(Records excerpted from a collection)
════════════════
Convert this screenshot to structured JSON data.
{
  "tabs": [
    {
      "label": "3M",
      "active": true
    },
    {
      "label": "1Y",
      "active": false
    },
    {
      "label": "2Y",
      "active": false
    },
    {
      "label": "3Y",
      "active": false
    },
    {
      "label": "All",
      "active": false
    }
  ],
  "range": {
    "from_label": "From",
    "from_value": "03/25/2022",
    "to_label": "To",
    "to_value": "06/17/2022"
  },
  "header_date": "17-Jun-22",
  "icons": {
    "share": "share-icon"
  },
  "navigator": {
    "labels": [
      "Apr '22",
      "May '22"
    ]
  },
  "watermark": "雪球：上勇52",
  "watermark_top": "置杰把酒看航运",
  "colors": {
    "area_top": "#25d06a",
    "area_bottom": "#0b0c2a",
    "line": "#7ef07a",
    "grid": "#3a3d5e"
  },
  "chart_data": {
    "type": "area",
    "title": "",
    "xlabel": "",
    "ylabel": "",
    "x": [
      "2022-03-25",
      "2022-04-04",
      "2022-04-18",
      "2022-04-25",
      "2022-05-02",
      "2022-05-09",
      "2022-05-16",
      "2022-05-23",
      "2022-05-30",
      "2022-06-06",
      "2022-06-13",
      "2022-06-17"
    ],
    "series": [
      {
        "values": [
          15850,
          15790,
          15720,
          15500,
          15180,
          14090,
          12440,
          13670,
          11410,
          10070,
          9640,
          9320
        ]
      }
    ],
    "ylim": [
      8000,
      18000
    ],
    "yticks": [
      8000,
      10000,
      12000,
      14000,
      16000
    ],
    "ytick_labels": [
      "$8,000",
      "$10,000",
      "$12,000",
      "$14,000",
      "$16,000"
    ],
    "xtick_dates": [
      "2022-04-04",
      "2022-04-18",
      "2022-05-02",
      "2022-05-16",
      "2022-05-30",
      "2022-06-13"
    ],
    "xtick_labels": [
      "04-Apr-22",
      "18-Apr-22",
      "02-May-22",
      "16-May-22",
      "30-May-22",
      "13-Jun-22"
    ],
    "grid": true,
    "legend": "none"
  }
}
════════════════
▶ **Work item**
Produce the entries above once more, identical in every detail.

▶ **Written solution**
Convert this screenshot to structured JSON data.
{
  "tabs": [
    {
      "label": "3M",
      "active": true
    },
    {
      "label": "1Y",
      "active": false
    },
    {
      "label": "2Y",
      "active": false
    },
    {
      "label": "3Y",
      "active": false
    },
    {
      "label": "All",
      "active": false
    }
  ],
  "range": {
    "from_label": "From",
    "from_value": "03/25/2022",
    "to_label": "To",
    "to_value": "06/17/2022"
  },
  "header_date": "17-Jun-22",
  "icons": {
    "share": "share-icon"
  },
  "navigator": {
    "labels": [
      "Apr '22",
      "May '22"
    ]
  },
  "watermark": "雪球：上勇52",
  "watermark_top": "置杰把酒看航运",
  "colors": {
    "area_top": "#25d06a",
    "area_bottom": "#0b0c2a",
    "line": "#7ef07a",
    "grid": "#3a3d5e"
  },
  "chart_data": {
    "type": "area",
    "title": "",
    "xlabel": "",
    "ylabel": "",
    "x": [
      "2022-03-25",
      "2022-04-04",
      "2022-04-18",
      "2022-04-25",
      "2022-05-02",
      "2022-05-09",
      "2022-05-16",
      "2022-05-23",
      "2022-05-30",
      "2022-06-06",
      "2022-06-13",
      "2022-06-17"
    ],
    "series": [
      {
        "values": [
          15850,
          15790,
          15720,
          15500,
          15180,
          14090,
          12440,
          13670,
          11410,
          10070,
          9640,
          9320
        ]
      }
    ],
    "ylim": [
      8000,
      18000
    ],
    "yticks": [
      8000,
      10000,
      12000,
      14000,
      16000
    ],
    "ytick_labels": [
      "$8,000",
      "$10,000",
      "$12,000",
      "$14,000",
      "$16,000"
    ],
    "xtick_dates": [
      "2022-04-04",
      "2022-04-18",
      "2022-05-02",
      "2022-05-16",
      "2022-05-30",
      "2022-06-13"
    ],
    "xtick_labels": [
      "04-Apr-22",
      "18-Apr-22",
      "02-May-22",
      "16-May-22",
      "30-May-22",
      "13-Jun-22"
    ],
    "grid": true,
    "legend": "none"
  }
}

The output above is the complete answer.